• **What the task asks**:
Produce a faithful copy of every record below, without the pictures.

• **Records drawn from a dataset**:

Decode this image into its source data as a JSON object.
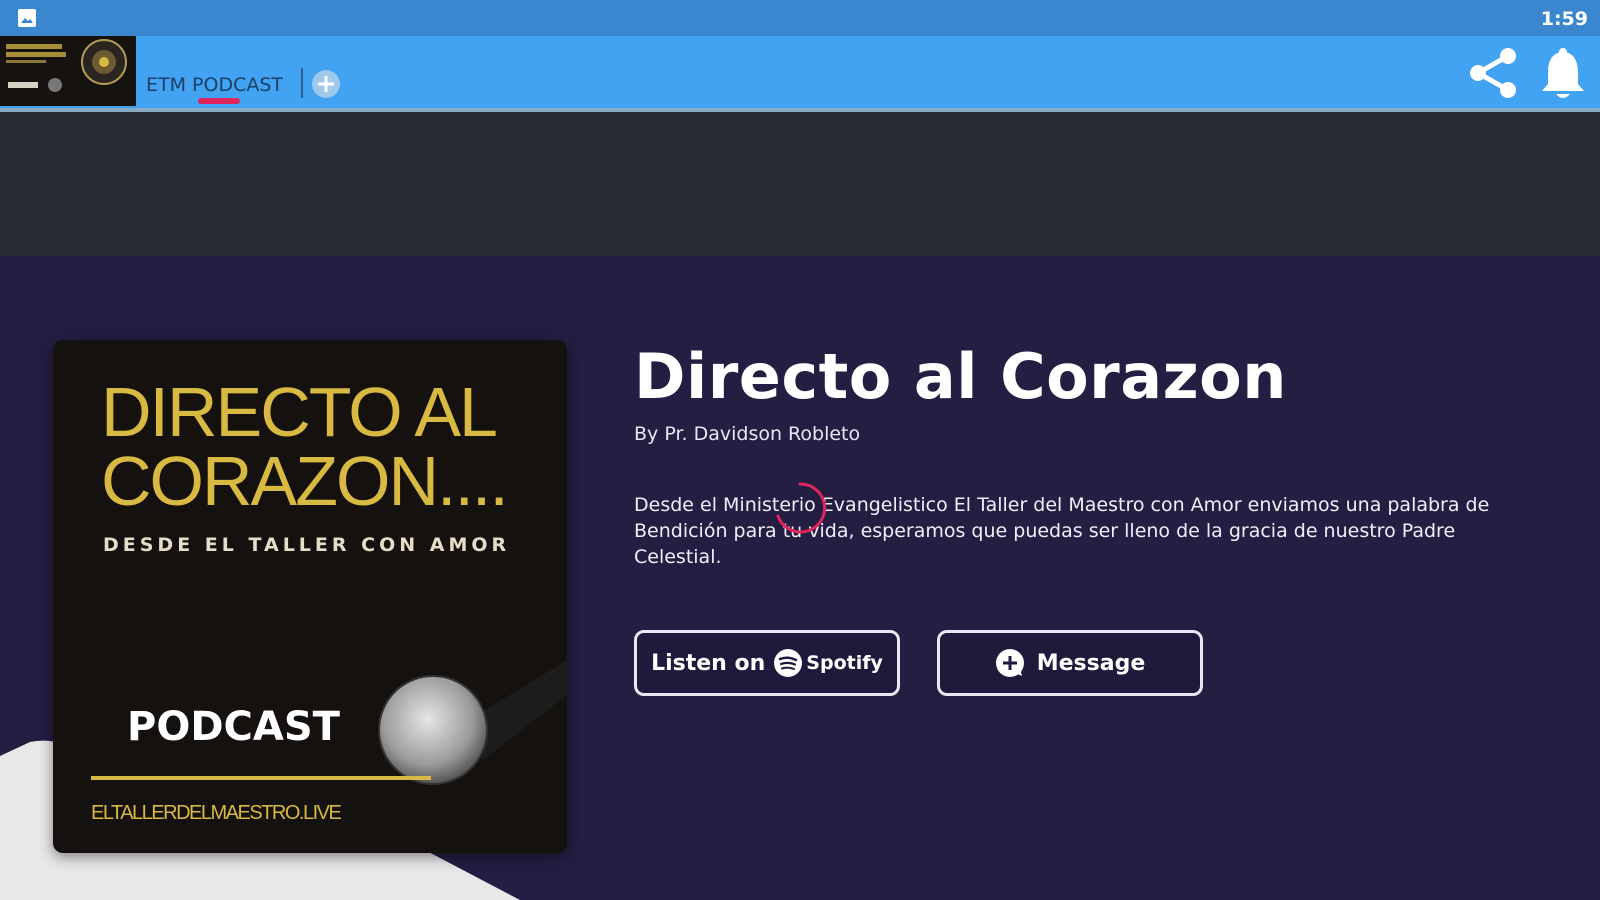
{
  "status_bar": {
    "time": "1:59",
    "icon": "image-icon"
  },
  "app_bar": {
    "tab_label": "ETM PODCAST",
    "add_icon": "add-circle-icon",
    "share_icon": "share-icon",
    "bell_icon": "bell-icon"
  },
  "podcast": {
    "title": "Directo al Corazon",
    "author": "By Pr. Davidson Robleto",
    "description": "Desde el Ministerio Evangelistico El Taller del Maestro con Amor enviamos una palabra de Bendición para tu vida, esperamos que puedas ser lleno de la gracia de nuestro Padre Celestial."
  },
  "cover": {
    "line1": "DIRECTO AL",
    "line2": "CORAZON....",
    "subtitle": "DESDE EL TALLER CON AMOR",
    "podcast_label": "PODCAST",
    "url": "ELTALLERDELMAESTRO.LIVE"
  },
  "actions": {
    "listen_label": "Listen on",
    "spotify_label": "Spotify",
    "message_label": "Message"
  },
  "colors": {
    "status_bar": "#3a87cf",
    "app_bar": "#42a3f2",
    "banner": "#282b35",
    "hero_bg": "#231e42",
    "accent_gold": "#d8b941",
    "tab_indicator": "#e0245e"
  }
}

• **Answer space**:
Decode this image into its source data as a JSON object.
{
  "status_bar": {
    "time": "1:59",
    "icon": "image-icon"
  },
  "app_bar": {
    "tab_label": "ETM PODCAST",
    "add_icon": "add-circle-icon",
    "share_icon": "share-icon",
    "bell_icon": "bell-icon"
  },
  "podcast": {
    "title": "Directo al Corazon",
    "author": "By Pr. Davidson Robleto",
    "description": "Desde el Ministerio Evangelistico El Taller del Maestro con Amor enviamos una palabra de Bendición para tu vida, esperamos que puedas ser lleno de la gracia de nuestro Padre Celestial."
  },
  "cover": {
    "line1": "DIRECTO AL",
    "line2": "CORAZON....",
    "subtitle": "DESDE EL TALLER CON AMOR",
    "podcast_label": "PODCAST",
    "url": "ELTALLERDELMAESTRO.LIVE"
  },
  "actions": {
    "listen_label": "Listen on",
    "spotify_label": "Spotify",
    "message_label": "Message"
  },
  "colors": {
    "status_bar": "#3a87cf",
    "app_bar": "#42a3f2",
    "banner": "#282b35",
    "hero_bg": "#231e42",
    "accent_gold": "#d8b941",
    "tab_indicator": "#e0245e"
  }
}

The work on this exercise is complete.